|Owners and decision makers of Canadian small and medium-sized enterprises (SMEs) believe the country's exporters should be concerned about the impact of the United States' rising national debt and begin looking for markets beyond the U.S. |
According to a quarterly survey of SMEs conducted by Angus Reid and commissioned by UPS Canada, 85 per cent of SMEs say the rising debt level in the U.S. is a cause for concern and 60 per cent say exporters should seek other options immediately.
The numbers come on the heels of recently released projections from Export Development Canada (EDC) that indicate Canada's exports will be back to pre-recession levels by 2012 and that emerging markets will account for 50 per cent of Canadian exports by 2025.
"Many businesses are beginning to see that there are advantages to diversifying exports so that there's a healthy balance between their reliance on the U.S. market and other strategic global markets," said Mike Tierney, president, UPS Canada. "Canadian economists and the Bank of Canada have long called for the diversification of Canadian exports and it seems many of the country's SMEs are beginning to take heed."
Outside of the oft-touted BRIC nations, SMEs point to Korea and Mexico as attractive emerging markets, but remain leery of other markets identified by economists as having great potential, including Turkey, Indonesia and the Philippines.
Many SMEs believe shifts in the federal government's export focus could help encourage businesses to engage in export, including 59 per cent that say the government is not investing in the right places to drive Canada's exports and 57 per cent that believe the government's export-oriented decisions are focused on benefitting large corporations.
"Global trade can often seem daunting to some SMEs, so many are looking to government officials to make the process easier and less risky," said Tierney, noting that 69 per cent of SMEs say they have no intention of ever going global.
Most SMEs were closely split about the industries into which they believe the government should be investing to drive exports, which include clean/green tech (35 per cent), new/computer technology (39 per cent), natural resources (31 per cent) and post-secondary education and training (30 per cent). However, only 21 per cent felt more investment should be funnelled into traditional manufacturing.
Interestingly, most of the SMEs surveyed appear to be shielded from some of the more dramatic economic changes in recent years, including the influx of foreign competitors, the rising cost of fuel and the rising value of the Canadian dollar.
In fact, 63 per cent of SMEs say foreign competition has had no impact at all on their business while 54 per cent say they have been equally unaffected by the rising loonie and 69 per cent say they have not had to alter their business strategy to account for the rising cost of fuel.

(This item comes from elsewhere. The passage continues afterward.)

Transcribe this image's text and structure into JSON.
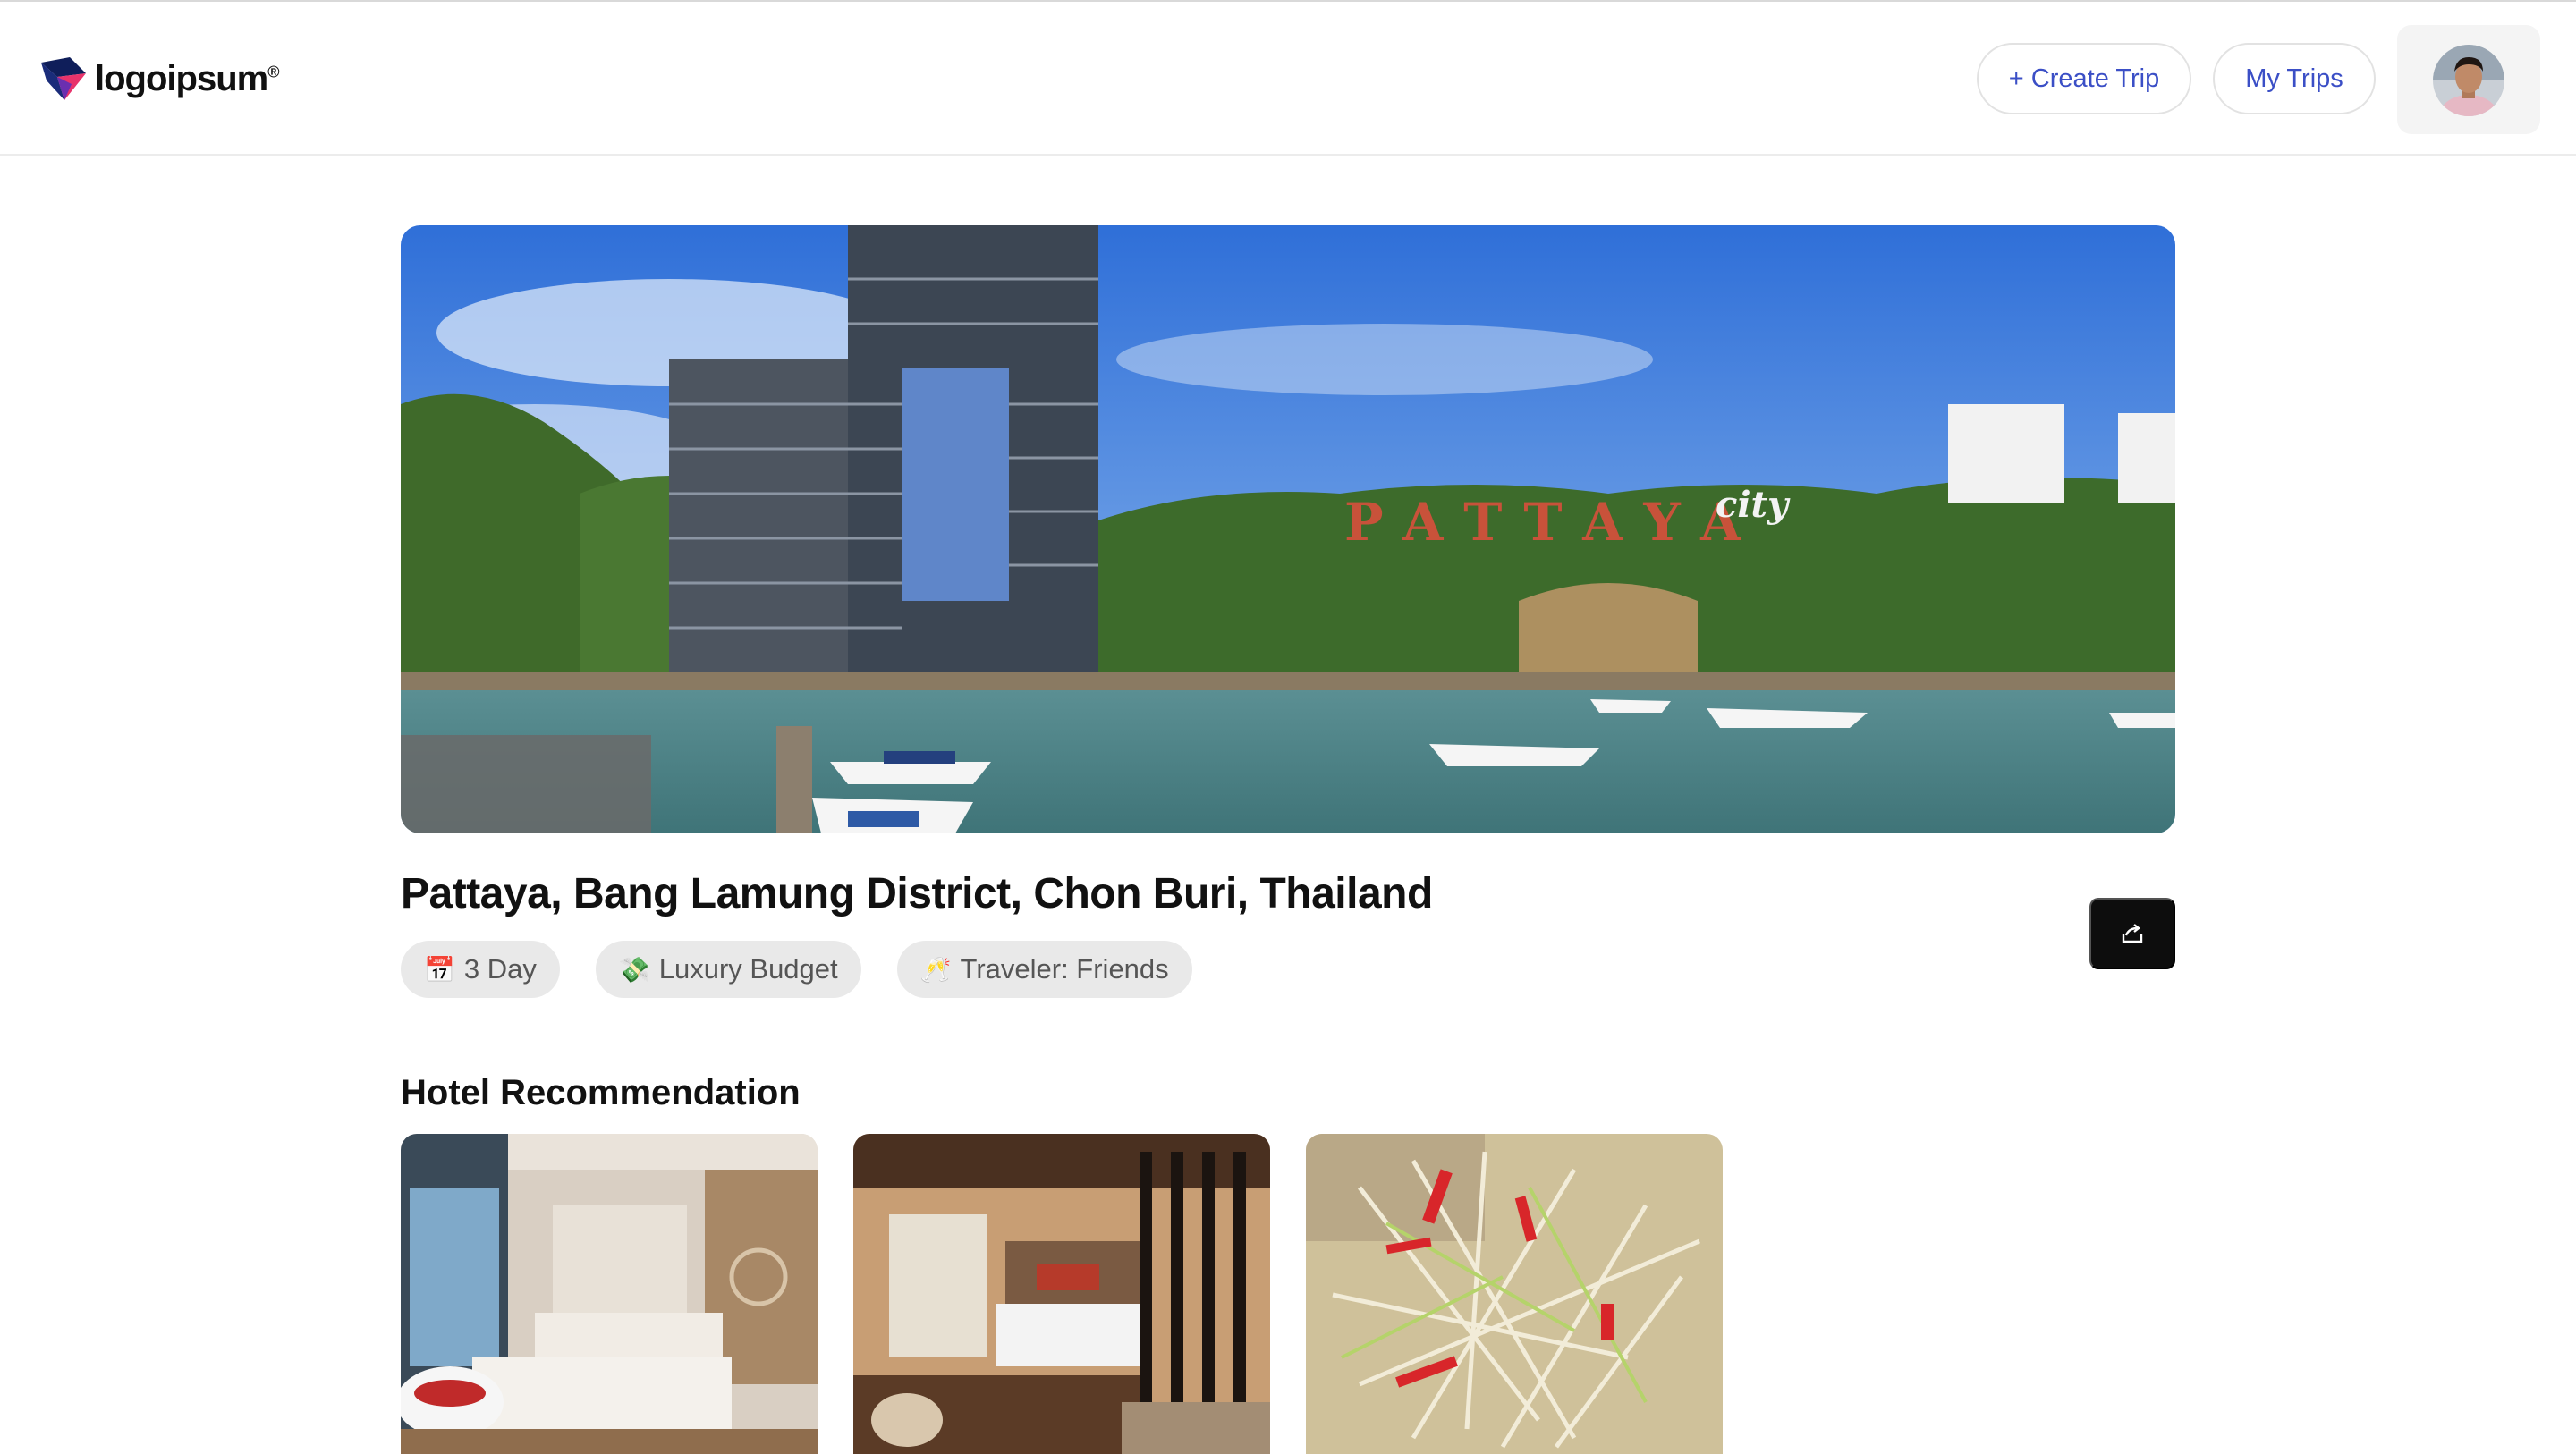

However, 25 per cent say the recent strength of the loonie has made it more economical for them to buy supplies and materials from outside the country, while 11 per cent say the high loonie has made their products too expensive to sell in international markets.
"Due to their reluctance to go global, many Canadians SMEs have been generally insulated from some of the harsher effects of the recent recession," said Tierney. "While that may seem like a benefit at this moment, many of these businesses are limiting their growth potential and setting themselves up for competitive disadvantage in the long term."
Tierney notes that while many SMEs associate less risk with less loss, their overseas counterparts are playing by the motto of "little risk-little reward" and are making leaps and bounds to secure a foothold in international markets.
As the country head of one of the world's largest supply chain management and logistics companies, Tierney notes the EDC's projections for 2012 and beyond are a telling sign that things are changing and says Canadian SMEs should jump on the global bandwagon.
The Vision Critical / Angus Reid Public Opinion survey was conducted from May 26 to June 2, 2011 among 546 randomly selected Canadian adults who own a small- to medium-sized enterprise (SME) and are Angus Reid Forum panellists. The margin of error—which measures sampling variability—is +/- 4.19%. Discrepancies in or between totals are due to rounding.